In Rancho Penasquitos, KB Homes is experimenting with new model homes that have comprehensive graywater systems already installed.
“We take residential water efficiency to a whole new level," said Heather McPherson of Nexus eWater, a company that has developed a nationally permitted water treatment system. "Two out of three gallons used in the home can get a new life by being recycled.”
“This is a 75-gallon collector that the graywater from your washing machines, bath tubs and sinks comes into,” McPherson said, standing over a tank sunk into the front yard of the model home. “That water is collected and sent to the Nex treater.“
The Nex treater is a unit on the side of the house that puts the water through five filter systems before sending it back to a drip system that irrigates drought tolerant landscaping.
McPherson said it would cost about $15,000 to retrofit an existing home. To build it into a new homes cost about $10,000, she said.
Steve Ruffner, president of KB Homes’ Southern California Region, said that’s worth it to customers who don’t want to risk losing their investment in landscaping during the drought.
“These customers, our pitch to them is, ‘you’ll never have to stress about that because you’re not using any potable water to water your landscaping - your landscaping is not going to die in a drought,’” Ruffner said.
This is the first development where every house comes standard with a graywater system, according to Ruffner.

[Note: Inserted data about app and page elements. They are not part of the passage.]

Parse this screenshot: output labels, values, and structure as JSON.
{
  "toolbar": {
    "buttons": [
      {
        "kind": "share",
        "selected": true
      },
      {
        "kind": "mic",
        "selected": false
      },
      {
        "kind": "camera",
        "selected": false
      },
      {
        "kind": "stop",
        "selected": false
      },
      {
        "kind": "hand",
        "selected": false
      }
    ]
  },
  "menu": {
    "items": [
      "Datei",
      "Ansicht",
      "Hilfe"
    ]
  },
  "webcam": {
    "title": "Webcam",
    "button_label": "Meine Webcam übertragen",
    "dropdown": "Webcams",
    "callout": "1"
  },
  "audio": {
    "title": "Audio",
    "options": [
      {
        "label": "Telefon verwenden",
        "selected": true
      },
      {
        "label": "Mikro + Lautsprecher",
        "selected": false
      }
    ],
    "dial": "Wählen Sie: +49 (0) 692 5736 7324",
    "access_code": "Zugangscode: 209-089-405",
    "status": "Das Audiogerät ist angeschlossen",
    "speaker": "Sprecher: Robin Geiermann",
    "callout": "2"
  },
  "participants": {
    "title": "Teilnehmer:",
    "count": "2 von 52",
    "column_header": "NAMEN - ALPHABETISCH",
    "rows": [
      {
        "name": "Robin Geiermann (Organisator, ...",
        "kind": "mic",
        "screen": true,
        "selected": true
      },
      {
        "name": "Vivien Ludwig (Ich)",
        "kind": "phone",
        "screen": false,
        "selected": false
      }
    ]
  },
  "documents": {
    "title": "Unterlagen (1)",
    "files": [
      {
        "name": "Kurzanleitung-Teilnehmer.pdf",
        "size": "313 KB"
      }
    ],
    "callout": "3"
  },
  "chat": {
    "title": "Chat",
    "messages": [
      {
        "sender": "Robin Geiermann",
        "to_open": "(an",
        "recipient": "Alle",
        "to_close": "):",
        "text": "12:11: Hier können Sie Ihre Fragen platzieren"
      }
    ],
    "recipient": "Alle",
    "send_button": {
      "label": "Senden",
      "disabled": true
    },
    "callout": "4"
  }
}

“I think in the next 12 months we’re going to have this down,” he said. “So we can roll it out very similar to what we did with solar.“